* **EXTRACTED RECORDS**

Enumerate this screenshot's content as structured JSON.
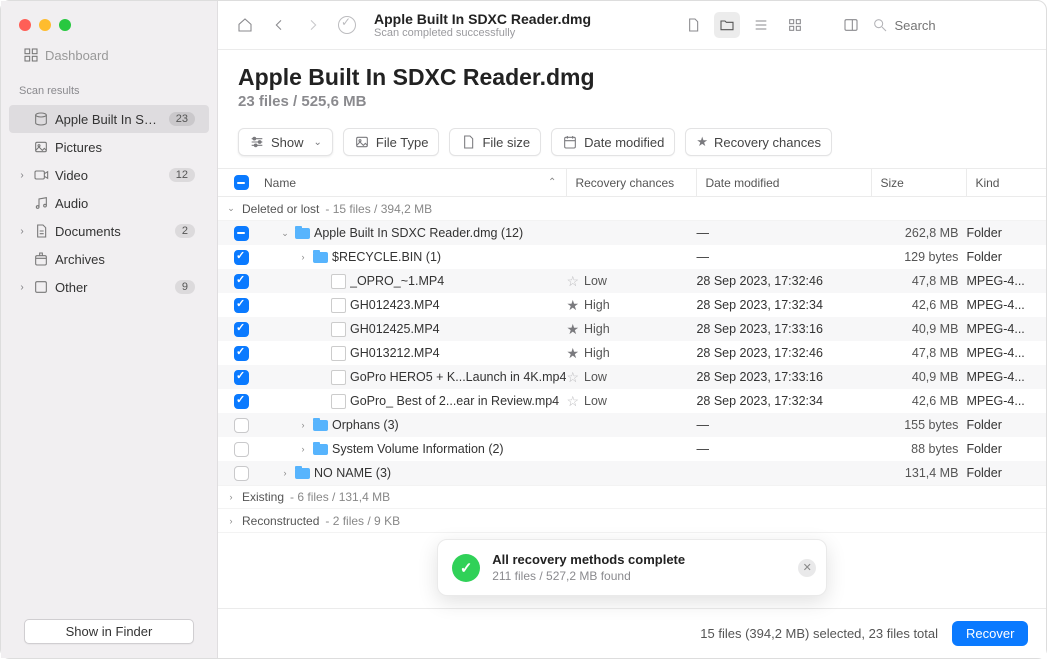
{
  "sidebar": {
    "dashboard_label": "Dashboard",
    "scan_results_label": "Scan results",
    "items": [
      {
        "label": "Apple Built In SDX...",
        "badge": "23",
        "icon": "disk",
        "selected": true
      },
      {
        "label": "Pictures",
        "icon": "picture"
      },
      {
        "label": "Video",
        "badge": "12",
        "icon": "video",
        "caret": true
      },
      {
        "label": "Audio",
        "icon": "audio"
      },
      {
        "label": "Documents",
        "badge": "2",
        "icon": "document",
        "caret": true
      },
      {
        "label": "Archives",
        "icon": "archive"
      },
      {
        "label": "Other",
        "badge": "9",
        "icon": "other",
        "caret": true
      }
    ],
    "show_in_finder": "Show in Finder"
  },
  "toolbar": {
    "title": "Apple Built In SDXC Reader.dmg",
    "subtitle": "Scan completed successfully",
    "search_placeholder": "Search"
  },
  "header": {
    "title": "Apple Built In SDXC Reader.dmg",
    "subtitle": "23 files / 525,6 MB"
  },
  "chips": {
    "show": "Show",
    "file_type": "File Type",
    "file_size": "File size",
    "date_modified": "Date modified",
    "recovery_chances": "Recovery chances"
  },
  "columns": {
    "name": "Name",
    "recovery": "Recovery chances",
    "modified": "Date modified",
    "size": "Size",
    "kind": "Kind"
  },
  "groups": {
    "deleted_label": "Deleted or lost",
    "deleted_meta": "- 15 files / 394,2 MB",
    "existing_label": "Existing",
    "existing_meta": "- 6 files / 131,4 MB",
    "reconstructed_label": "Reconstructed",
    "reconstructed_meta": "- 2 files / 9 KB"
  },
  "rows": [
    {
      "cb": "indet",
      "indent": 0,
      "caret": "down",
      "icon": "folder",
      "name": "Apple Built In SDXC Reader.dmg (12)",
      "rc": "",
      "dm": "—",
      "sz": "262,8 MB",
      "kd": "Folder"
    },
    {
      "cb": "checked",
      "indent": 1,
      "caret": "right",
      "icon": "folder",
      "name": "$RECYCLE.BIN (1)",
      "rc": "",
      "dm": "—",
      "sz": "129 bytes",
      "kd": "Folder"
    },
    {
      "cb": "checked",
      "indent": 2,
      "icon": "video",
      "name": "_OPRO_~1.MP4",
      "rc": "Low",
      "rc_fill": false,
      "dm": "28 Sep 2023, 17:32:46",
      "sz": "47,8 MB",
      "kd": "MPEG-4..."
    },
    {
      "cb": "checked",
      "indent": 2,
      "icon": "video",
      "name": "GH012423.MP4",
      "rc": "High",
      "rc_fill": true,
      "dm": "28 Sep 2023, 17:32:34",
      "sz": "42,6 MB",
      "kd": "MPEG-4..."
    },
    {
      "cb": "checked",
      "indent": 2,
      "icon": "video",
      "name": "GH012425.MP4",
      "rc": "High",
      "rc_fill": true,
      "dm": "28 Sep 2023, 17:33:16",
      "sz": "40,9 MB",
      "kd": "MPEG-4..."
    },
    {
      "cb": "checked",
      "indent": 2,
      "icon": "video",
      "name": "GH013212.MP4",
      "rc": "High",
      "rc_fill": true,
      "dm": "28 Sep 2023, 17:32:46",
      "sz": "47,8 MB",
      "kd": "MPEG-4..."
    },
    {
      "cb": "checked",
      "indent": 2,
      "icon": "video",
      "name": "GoPro HERO5 + K...Launch in 4K.mp4",
      "rc": "Low",
      "rc_fill": false,
      "dm": "28 Sep 2023, 17:33:16",
      "sz": "40,9 MB",
      "kd": "MPEG-4..."
    },
    {
      "cb": "checked",
      "indent": 2,
      "icon": "video",
      "name": "GoPro_ Best of 2...ear in Review.mp4",
      "rc": "Low",
      "rc_fill": false,
      "dm": "28 Sep 2023, 17:32:34",
      "sz": "42,6 MB",
      "kd": "MPEG-4..."
    },
    {
      "cb": "none",
      "indent": 1,
      "caret": "right",
      "icon": "folder",
      "name": "Orphans (3)",
      "rc": "",
      "dm": "—",
      "sz": "155 bytes",
      "kd": "Folder"
    },
    {
      "cb": "none",
      "indent": 1,
      "caret": "right",
      "icon": "folder",
      "name": "System Volume Information (2)",
      "rc": "",
      "dm": "—",
      "sz": "88 bytes",
      "kd": "Folder"
    },
    {
      "cb": "none",
      "indent": 0,
      "caret": "right",
      "icon": "folder",
      "name": "NO NAME (3)",
      "rc": "",
      "dm": "",
      "sz": "131,4 MB",
      "kd": "Folder"
    }
  ],
  "toast": {
    "title": "All recovery methods complete",
    "subtitle": "211 files / 527,2 MB found"
  },
  "footer": {
    "status": "15 files (394,2 MB) selected, 23 files total",
    "recover": "Recover"
  }
}
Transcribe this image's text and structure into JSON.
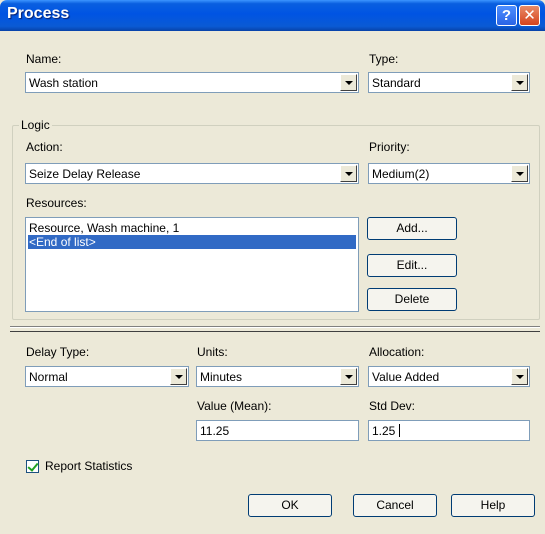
{
  "window": {
    "title": "Process"
  },
  "title_buttons": {
    "help": "?",
    "close": "✕"
  },
  "name": {
    "label": "Name:",
    "value": "Wash station"
  },
  "type": {
    "label": "Type:",
    "value": "Standard"
  },
  "logic": {
    "group_title": "Logic",
    "action": {
      "label": "Action:",
      "value": "Seize Delay Release"
    },
    "priority": {
      "label": "Priority:",
      "value": "Medium(2)"
    },
    "resources": {
      "label": "Resources:",
      "items": [
        "Resource, Wash machine, 1",
        "<End of list>"
      ],
      "selected_index": 1
    },
    "buttons": {
      "add": "Add...",
      "edit": "Edit...",
      "delete": "Delete"
    }
  },
  "delay_type": {
    "label": "Delay Type:",
    "value": "Normal"
  },
  "units": {
    "label": "Units:",
    "value": "Minutes"
  },
  "allocation": {
    "label": "Allocation:",
    "value": "Value Added"
  },
  "value_mean": {
    "label": "Value (Mean):",
    "value": "11.25"
  },
  "std_dev": {
    "label": "Std Dev:",
    "value": "1.25"
  },
  "report_statistics": {
    "label": "Report Statistics",
    "checked": true
  },
  "footer": {
    "ok": "OK",
    "cancel": "Cancel",
    "help": "Help"
  }
}
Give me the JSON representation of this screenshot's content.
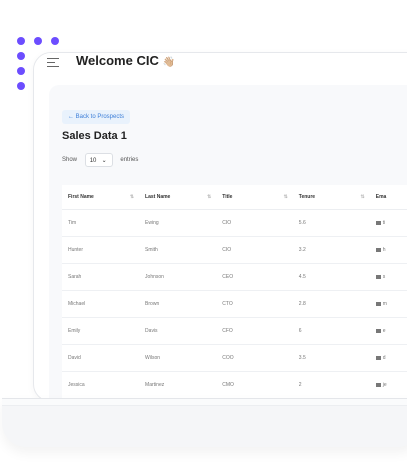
{
  "header": {
    "title": "Welcome CIC",
    "emoji": "👋🏼"
  },
  "back_button": {
    "label": "Back to Prospects"
  },
  "page": {
    "title": "Sales Data 1"
  },
  "entries": {
    "show_label": "Show",
    "value": "10",
    "suffix": "entries"
  },
  "table": {
    "columns": [
      "First Name",
      "Last Name",
      "Title",
      "Tenure",
      "Ema"
    ],
    "rows": [
      [
        "Tim",
        "Ewing",
        "CIO",
        "5.6",
        "ti"
      ],
      [
        "Hunter",
        "Smith",
        "CIO",
        "3.2",
        "h"
      ],
      [
        "Sarah",
        "Johnson",
        "CEO",
        "4.5",
        "s"
      ],
      [
        "Michael",
        "Brown",
        "CTO",
        "2.8",
        "m"
      ],
      [
        "Emily",
        "Davis",
        "CFO",
        "6",
        "e"
      ],
      [
        "David",
        "Wilson",
        "COO",
        "3.5",
        "d"
      ],
      [
        "Jessica",
        "Martinez",
        "CMO",
        "2",
        "je"
      ]
    ]
  },
  "colors": {
    "accent_purple": "#6c4dff",
    "back_button_bg": "#e9f2fc",
    "back_button_text": "#3b7dd8"
  }
}
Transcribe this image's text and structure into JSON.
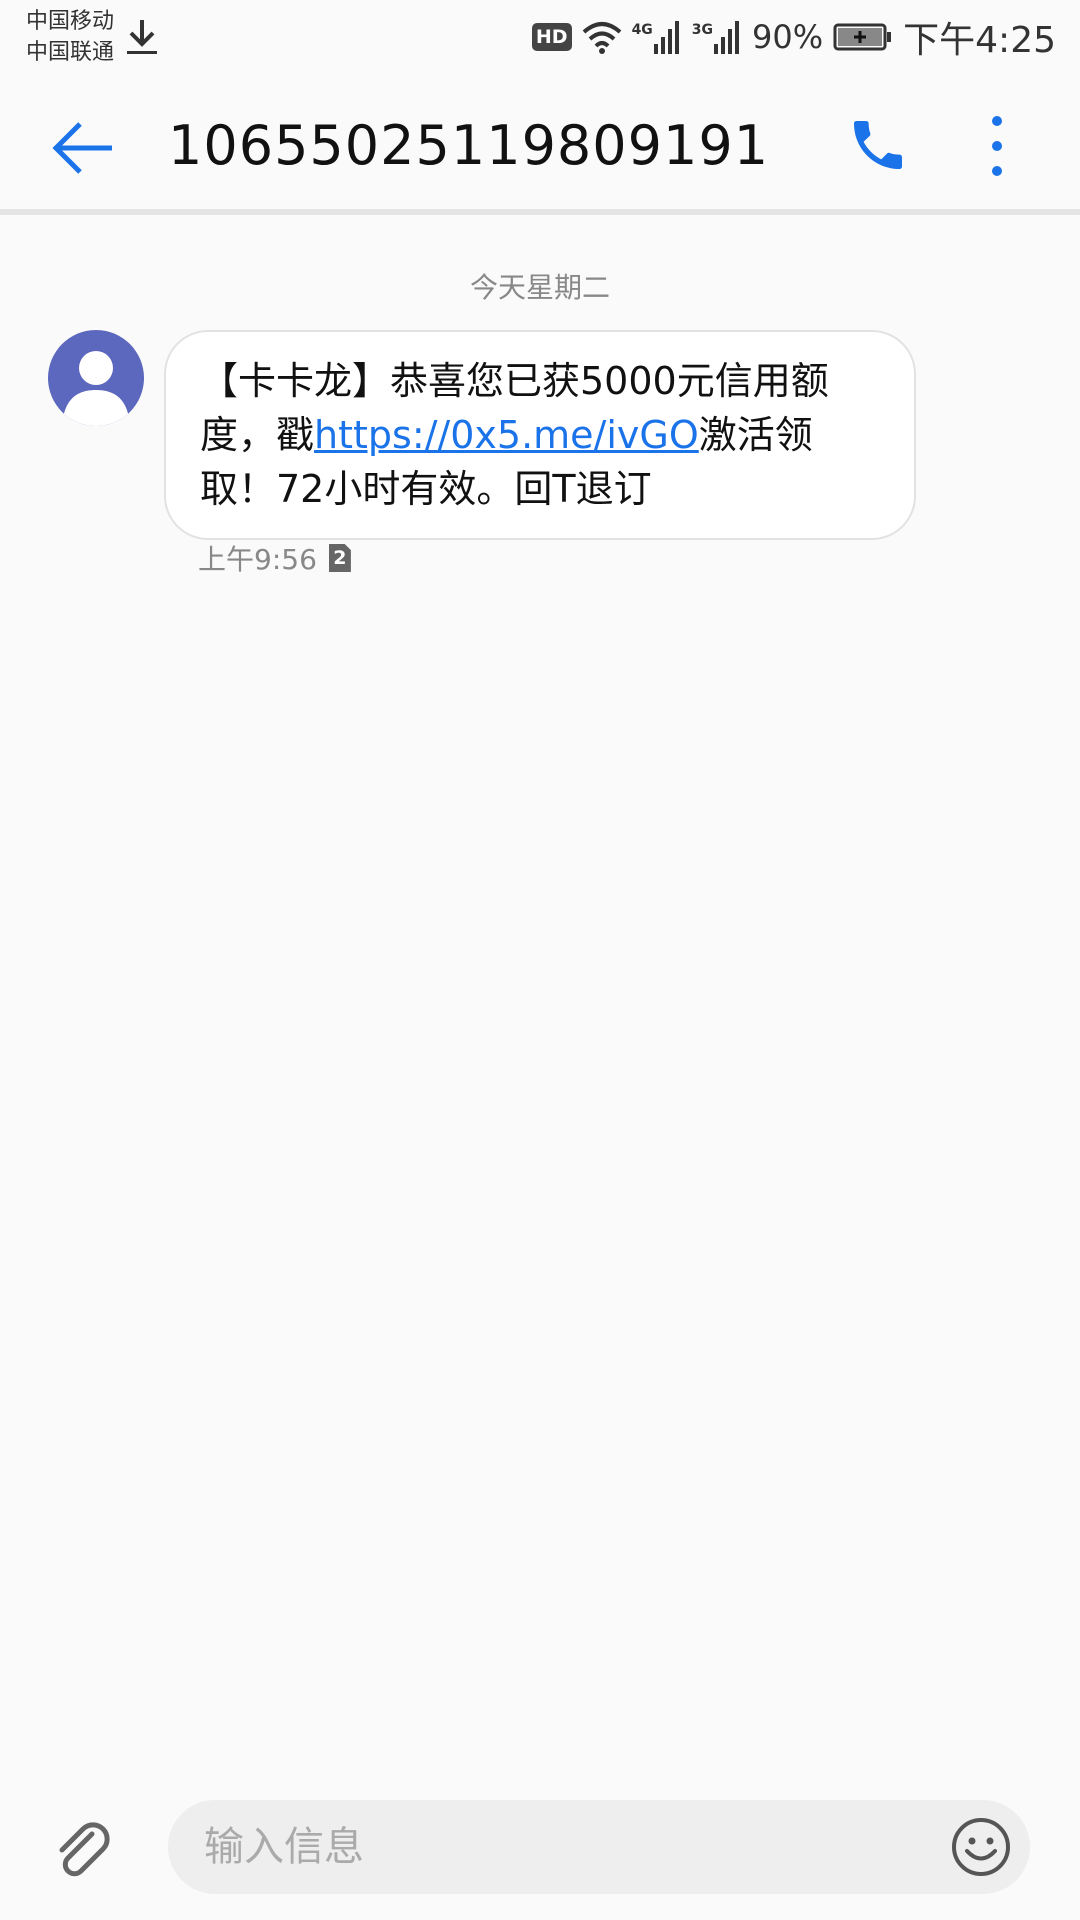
{
  "status_bar": {
    "carrier_1": "中国移动",
    "carrier_2": "中国联通",
    "hd": "HD",
    "network_1": "4G",
    "network_2": "3G",
    "battery": "90%",
    "time": "下午4:25"
  },
  "app_bar": {
    "title": "10655025119809191"
  },
  "conversation": {
    "date_label": "今天星期二",
    "message": {
      "text_before": "【卡卡龙】恭喜您已获5000元信用额度，戳",
      "link": "https://0x5.me/ivGO",
      "text_after": "激活领取！72小时有效。回T退订",
      "time": "上午9:56",
      "sim": "2"
    }
  },
  "input_bar": {
    "placeholder": "输入信息"
  },
  "colors": {
    "accent": "#1a73e8",
    "avatar": "#5c67be"
  }
}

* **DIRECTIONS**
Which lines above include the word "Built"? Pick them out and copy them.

* **RESPONSE TO THIS EXERCISE**
        "label": "Apple Built In SDX...",
    "title": "Apple Built In SDXC Reader.dmg",
    "title": "Apple Built In SDXC Reader.dmg",
      "name": "Apple Built In SDXC Reader.dmg (12)",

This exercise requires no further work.